Entertainment Actors Who Portrayed Real People in Movies and TV Shows: Pics
New film follows 2 zombie moviemakers with Down syndrome
Two best friends with Down syndrome who caused a sensation four years ago when they created their own gory zombie movie are back, this time in a documentary championed by a Hollywood luminary. “Sam & Mattie Make a Zombie Movie,” released Tuesday on Apple TV, follows Sam Suchmann and Mattie Zufelt on their tenacious 10-year quest to storyboard, script, produce, cast and star in 2016's “Spring Break Zombie Massacre,” a comedy slasher movie complete with severed heads and spurting arteries. The original movie earned national attention and an appearance on Conan O’Brien’s show for the two Rhode Island natives.

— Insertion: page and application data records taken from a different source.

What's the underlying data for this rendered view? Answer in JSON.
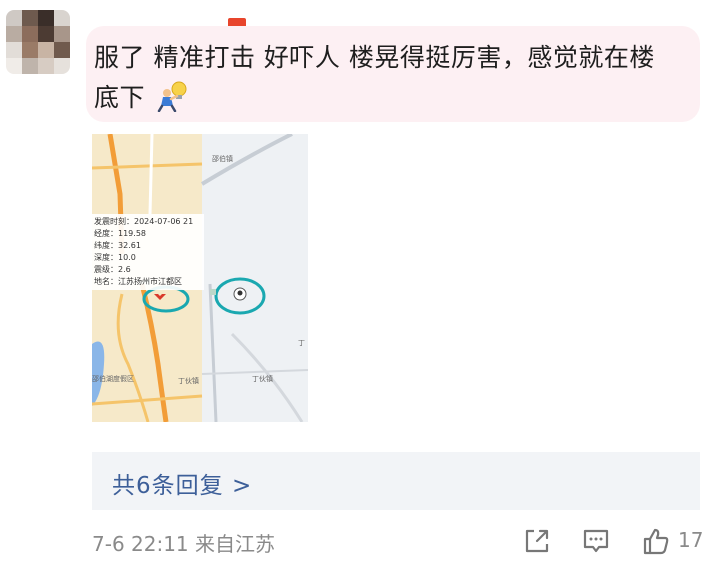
{
  "comment": {
    "text_line1": "服了 精准打击 好吓人 楼晃得挺厉害，感觉就在楼",
    "text_line2": "底下",
    "emoji": "walking-person-with-lightbulb-emoji"
  },
  "map": {
    "info": {
      "time_label": "发震时刻：",
      "time_value": "2024-07-06 21",
      "lon_label": "经度：",
      "lon_value": "119.58",
      "lat_label": "纬度：",
      "lat_value": "32.61",
      "depth_label": "深度：",
      "depth_value": "10.0",
      "mag_label": "震级：",
      "mag_value": "2.6",
      "place_label": "地名：",
      "place_value": "江苏扬州市江都区"
    },
    "labels": {
      "top": "邵伯镇",
      "right": "丁",
      "bottom_right": "丁伙镇",
      "bottom_mid": "丁伙镇",
      "left": "邵伯湖度假区"
    },
    "circle_color": "#1aa8b0"
  },
  "replies": {
    "link_text": "共6条回复 >"
  },
  "footer": {
    "meta": "7-6 22:11 来自江苏",
    "like_count": "17"
  },
  "icons": [
    "share-icon",
    "comment-icon",
    "thumbs-up-icon"
  ],
  "colors": {
    "bubble": "#fdf0f3",
    "reply_bar": "#f2f4f7",
    "link": "#3d5f99",
    "muted": "#8a8a8a"
  }
}
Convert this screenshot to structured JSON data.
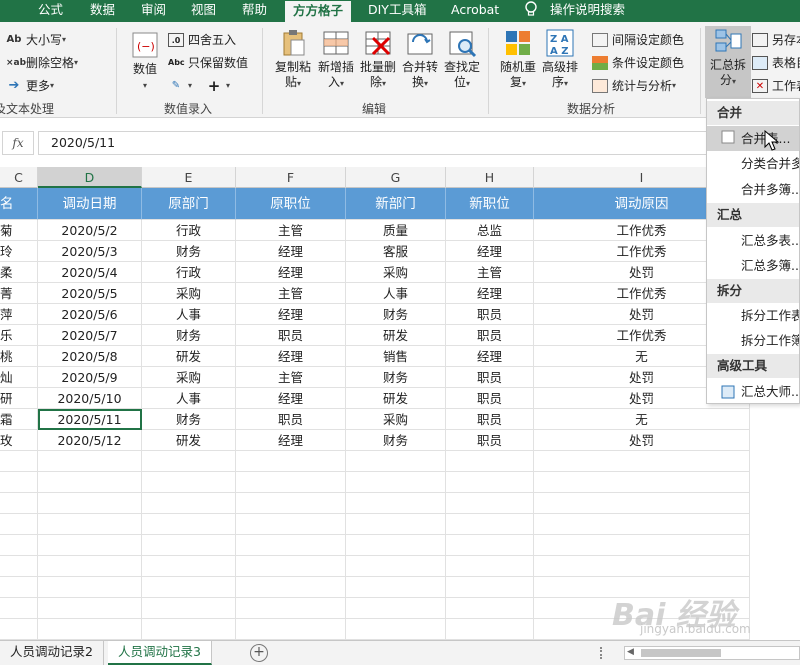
{
  "ribbon_tabs": [
    {
      "label": "公式",
      "active": false
    },
    {
      "label": "数据",
      "active": false
    },
    {
      "label": "审阅",
      "active": false
    },
    {
      "label": "视图",
      "active": false
    },
    {
      "label": "帮助",
      "active": false
    },
    {
      "label": "方方格子",
      "active": true
    },
    {
      "label": "DIY工具箱",
      "active": false
    },
    {
      "label": "Acrobat",
      "active": false
    },
    {
      "label": "操作说明搜索",
      "active": false
    }
  ],
  "ribbon": {
    "text_group": {
      "label": "及文本处理",
      "case_label": "大小写",
      "delete_spaces_label": "删除空格",
      "more_label": "更多"
    },
    "number_group": {
      "label": "数值录入",
      "value_label": "数值",
      "round_label": "四舍五入",
      "keep_value_label": "只保留数值"
    },
    "edit_group": {
      "label": "编辑",
      "copy_paste_label": "复制粘贴",
      "insert_label": "新增插入",
      "batch_delete_label": "批量删除",
      "merge_convert_label": "合并转换",
      "find_locate_label": "查找定位"
    },
    "analysis_group": {
      "label": "数据分析",
      "random_repeat_label": "随机重复",
      "advanced_sort_label": "高级排序",
      "interval_color_label": "间隔设定颜色",
      "cond_color_label": "条件设定颜色",
      "stats_label": "统计与分析"
    },
    "summary_split_label": "汇总拆分",
    "save_as_label": "另存本",
    "table_label": "表格目",
    "work_label": "工作表"
  },
  "formula_bar": {
    "fx_label": "fx",
    "value": "2020/5/11"
  },
  "columns": [
    {
      "letter": "C",
      "selected": false
    },
    {
      "letter": "D",
      "selected": true
    },
    {
      "letter": "E",
      "selected": false
    },
    {
      "letter": "F",
      "selected": false
    },
    {
      "letter": "G",
      "selected": false
    },
    {
      "letter": "H",
      "selected": false
    },
    {
      "letter": "I",
      "selected": false
    }
  ],
  "table": {
    "headers": [
      "名",
      "调动日期",
      "原部门",
      "原职位",
      "新部门",
      "新职位",
      "调动原因"
    ],
    "rows": [
      [
        "菊",
        "2020/5/2",
        "行政",
        "主管",
        "质量",
        "总监",
        "工作优秀"
      ],
      [
        "玲",
        "2020/5/3",
        "财务",
        "经理",
        "客服",
        "经理",
        "工作优秀"
      ],
      [
        "柔",
        "2020/5/4",
        "行政",
        "经理",
        "采购",
        "主管",
        "处罚"
      ],
      [
        "菁",
        "2020/5/5",
        "采购",
        "主管",
        "人事",
        "经理",
        "工作优秀"
      ],
      [
        "萍",
        "2020/5/6",
        "人事",
        "经理",
        "财务",
        "职员",
        "处罚"
      ],
      [
        "乐",
        "2020/5/7",
        "财务",
        "职员",
        "研发",
        "职员",
        "工作优秀"
      ],
      [
        "桃",
        "2020/5/8",
        "研发",
        "经理",
        "销售",
        "经理",
        "无"
      ],
      [
        "灿",
        "2020/5/9",
        "采购",
        "主管",
        "财务",
        "职员",
        "处罚"
      ],
      [
        "研",
        "2020/5/10",
        "人事",
        "经理",
        "研发",
        "职员",
        "处罚"
      ],
      [
        "霜",
        "2020/5/11",
        "财务",
        "职员",
        "采购",
        "职员",
        "无"
      ],
      [
        "玫",
        "2020/5/12",
        "研发",
        "经理",
        "财务",
        "职员",
        "处罚"
      ]
    ],
    "selected_row": 9
  },
  "menu": {
    "sections": [
      {
        "title": "合并",
        "items": [
          "合并表...",
          "分类合并多",
          "合并多簿..."
        ]
      },
      {
        "title": "汇总",
        "items": [
          "汇总多表...",
          "汇总多簿..."
        ]
      },
      {
        "title": "拆分",
        "items": [
          "拆分工作表",
          "拆分工作簿"
        ]
      },
      {
        "title": "高级工具",
        "items": [
          "汇总大师..."
        ]
      }
    ],
    "highlighted": "合并表..."
  },
  "sheet_tabs": [
    {
      "label": "人员调动记录2",
      "active": false
    },
    {
      "label": "人员调动记录3",
      "active": true
    }
  ],
  "add_sheet_label": "+",
  "watermark": {
    "text": "Bai 经验",
    "sub": "jingyan.baidu.com"
  },
  "colors": {
    "excel_green": "#217346",
    "header_blue": "#5b9bd5"
  }
}
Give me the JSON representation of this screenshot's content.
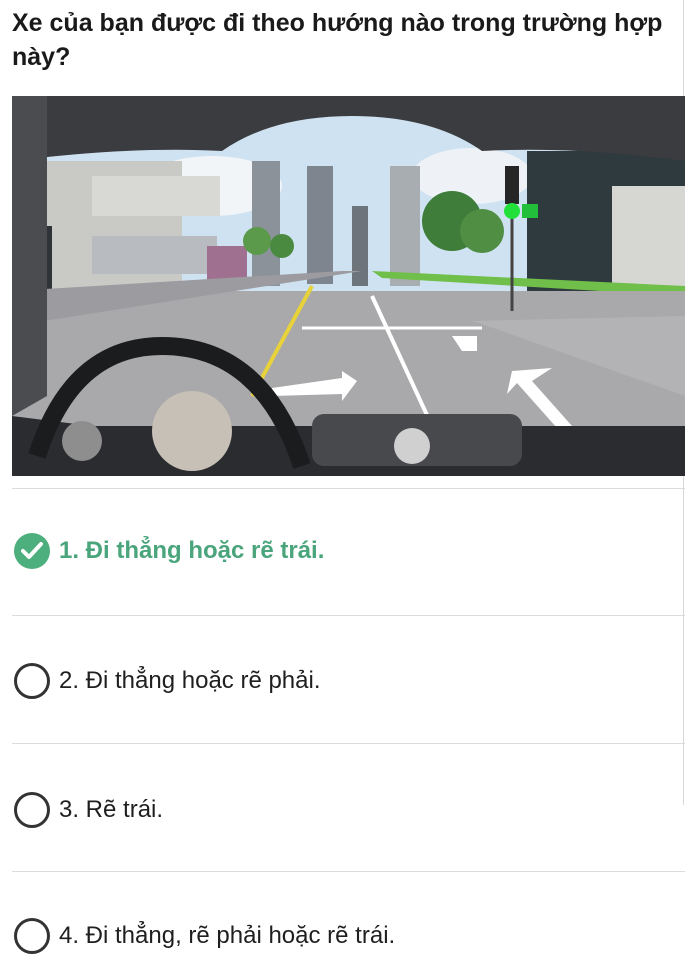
{
  "question": {
    "text": "Xe của bạn được đi theo hướng nào trong trường hợp này?"
  },
  "scene": {
    "icons": [
      "steering-wheel",
      "traffic-light-green",
      "lane-arrow-left-straight",
      "lane-arrow-straight",
      "lane-arrow-left"
    ],
    "colors": {
      "sky": "#cfe2f2",
      "road": "#a9a9ab",
      "grass": "#6fbf4a",
      "light_green": "#22e03a"
    }
  },
  "options": [
    {
      "label": "1. Đi thẳng hoặc rẽ trái.",
      "selected": true
    },
    {
      "label": "2. Đi thẳng hoặc rẽ phải.",
      "selected": false
    },
    {
      "label": "3. Rẽ trái.",
      "selected": false
    },
    {
      "label": "4. Đi thẳng, rẽ phải hoặc rẽ trái.",
      "selected": false
    }
  ],
  "colors": {
    "correct": "#4aa57c",
    "check_fill": "#4caf7d",
    "divider": "#dcdcdc"
  }
}
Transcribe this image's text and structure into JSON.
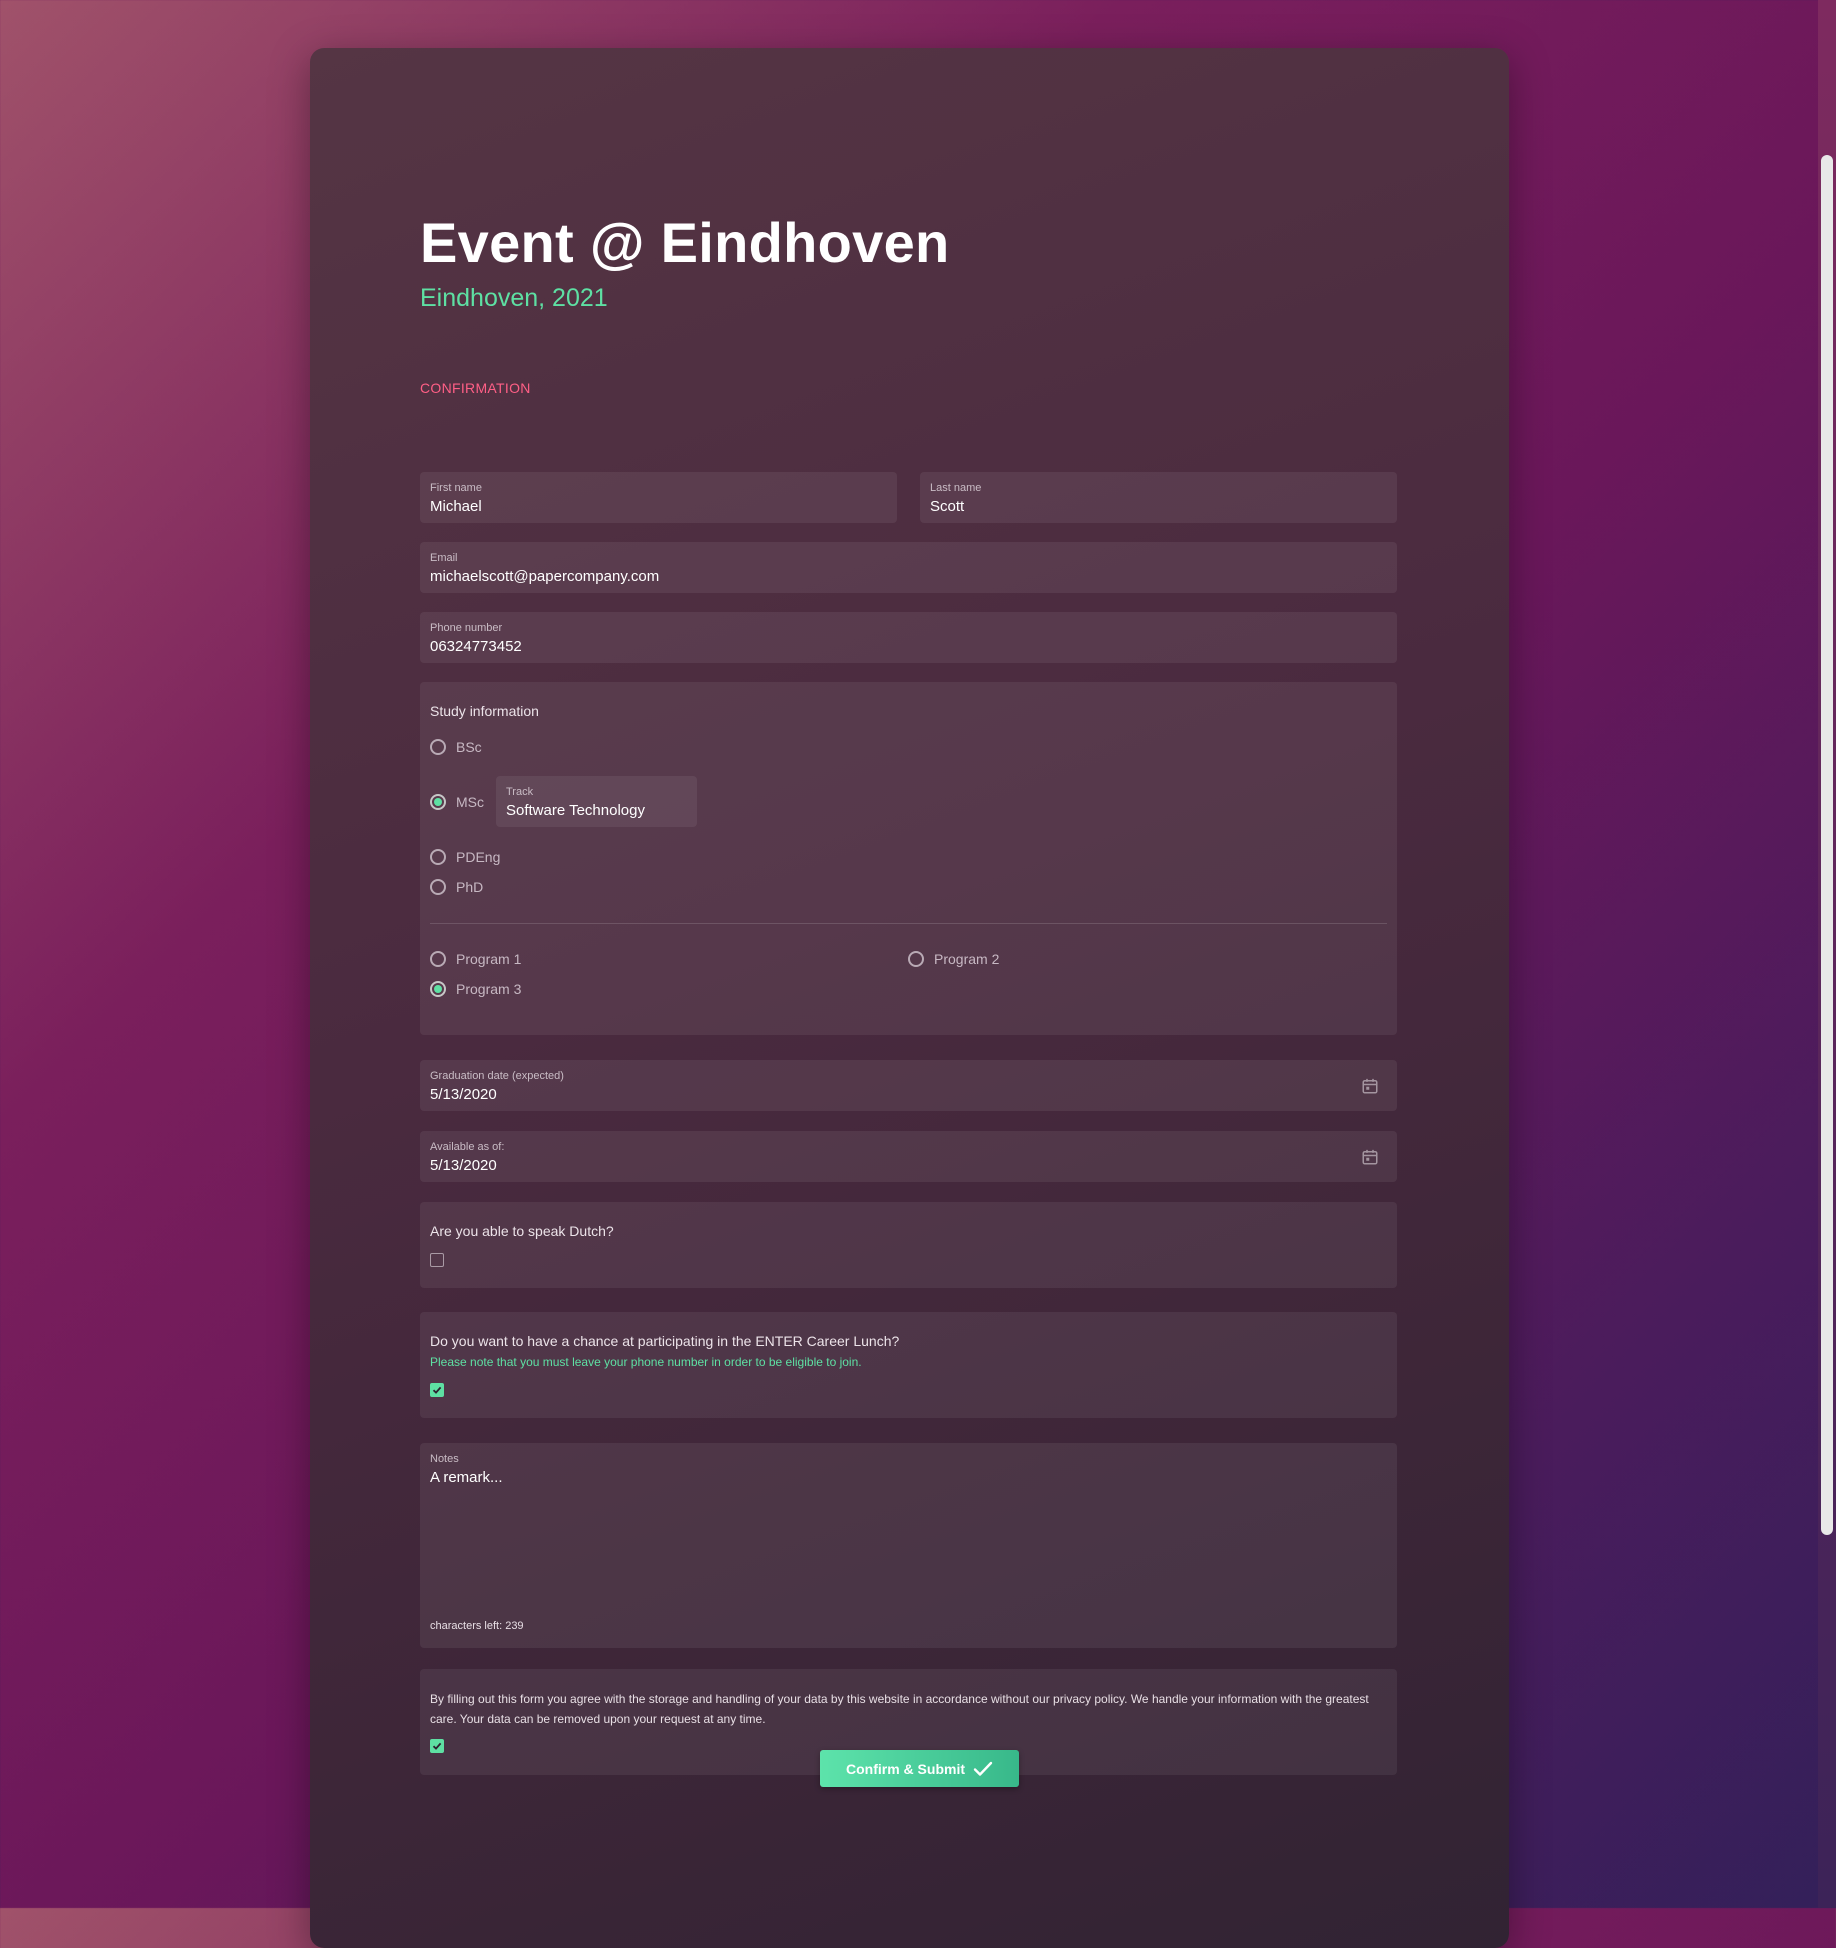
{
  "event": {
    "title": "Event @ Eindhoven",
    "subtitle": "Eindhoven, 2021",
    "section": "CONFIRMATION"
  },
  "form": {
    "first_name": {
      "label": "First name",
      "value": "Michael"
    },
    "last_name": {
      "label": "Last name",
      "value": "Scott"
    },
    "email": {
      "label": "Email",
      "value": "michaelscott@papercompany.com"
    },
    "phone": {
      "label": "Phone number",
      "value": "06324773452"
    },
    "study": {
      "title": "Study information",
      "degrees": [
        {
          "label": "BSc",
          "checked": false
        },
        {
          "label": "MSc",
          "checked": true
        },
        {
          "label": "PDEng",
          "checked": false
        },
        {
          "label": "PhD",
          "checked": false
        }
      ],
      "track": {
        "label": "Track",
        "value": "Software Technology"
      },
      "programs": [
        {
          "label": "Program 1",
          "checked": false
        },
        {
          "label": "Program 2",
          "checked": false
        },
        {
          "label": "Program 3",
          "checked": true
        }
      ]
    },
    "graduation": {
      "label": "Graduation date (expected)",
      "value": "5/13/2020"
    },
    "available": {
      "label": "Available as of:",
      "value": "5/13/2020"
    },
    "dutch": {
      "question": "Are you able to speak Dutch?",
      "checked": false
    },
    "lunch": {
      "question": "Do you want to have a chance at participating in the ENTER Career Lunch?",
      "note": "Please note that you must leave your phone number in order to be eligible to join.",
      "checked": true
    },
    "notes": {
      "label": "Notes",
      "value": "A remark...",
      "chars_left": "characters left: 239"
    },
    "consent": {
      "text": "By filling out this form you agree with the storage and handling of your data by this website in accordance without our privacy policy. We handle your information with the greatest care. Your data can be removed upon your request at any time.",
      "checked": true
    },
    "submit_label": "Confirm & Submit"
  },
  "colors": {
    "accent_green": "#5ee0a3",
    "section_pink": "#ff5f86"
  },
  "icons": {
    "date": "calendar-icon",
    "submit": "checkmark-icon"
  }
}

Los Angeles Times owner and biotech billionaire Patrick Soon-Shiong says tech companies that post news articles from other sources without paying are "destroying democracy in the long run."
InSoon-Shiong said the loss of advertising to tech companies and declining revenues are damaging important local journalism and that to save the industry, the government needed to help. In the interview, Soon-Shiong did not specify a specific plan for government intervention but said that tech companies that generate revenue by posting news articles and information from other sources should pay for the content.
20 notable musicians and bands from Austin, Texas
Flip through the slideshow for a look at Austin's most iconic artists, ranging from psych-rock pioneer Rocky Erickson to experimental duo Explosions In The Sky and more.
"The government needs to step in a little bit," Soon Shiong said. "I'm not asking the government to do anything drastic, but they have to step in and find a way to support the viability of this whole industry," Soon-Shiong said. "There has to be a resolution of this inequality of usurping information and destroying, frankly, democracy in the long run."
Soon-Shiong warned that government support will not be sufficient to save newspapers "if the industry can't get enough readers to pay for their subscriptions," he said. "The platforms have taken away all the advertising dollars. Subscription is going to be the only solution."
Soon-Shiong's doomsday predictions come on the heels of this week's positive news that the Times had selected a new executive editor, ESPN's Kevin Merida, to lead the troubled newspaper into the future. Merida takes over the top editor post in June, following an exhaustive search that began in December when former executive editor Norman Pearlstine stepped down following a controversial tenure that included accusations of verbal abuse and ethical impropriety. Newsroom staff had also signaled to Times ownership that they had lost faith in Pearlstine and masthead editors, telling Soon-Shiong in a letter last February that the masthead leadership team was "problematic and disappointing" and not "qualified to take The Times to the next level."
The Times also has suffered major financial setbacks during the pandemic, The Los Angeles Times and the San Diego Union-Tribune lost "north of $50 million" in revenue in 2020. Chris Argentieri, the president of the two papers' California Times parent company, described the losses as a "catastrophic drop in revenue." The majority of the losses came from print advertising, though digital advertising and print circulation also sustained some losses.
Oscars Producer Steven Soderbergh Defends Decision to Run Best Actor Last: 'Always Part of the Plan' .
Steven Soderbergh spoke with the Los Angeles Times about why he and fellow producers "thought it might be fun to mix it up" with the Oscars presentationSpeaking with the Los Angeles Times for an interview published Tuesday, the longtime Hollywood director and producer touched on the unexpected choice to place the Best Actress and Best Actor categories last during the broadcast — a slot usually reserved for Best Picture.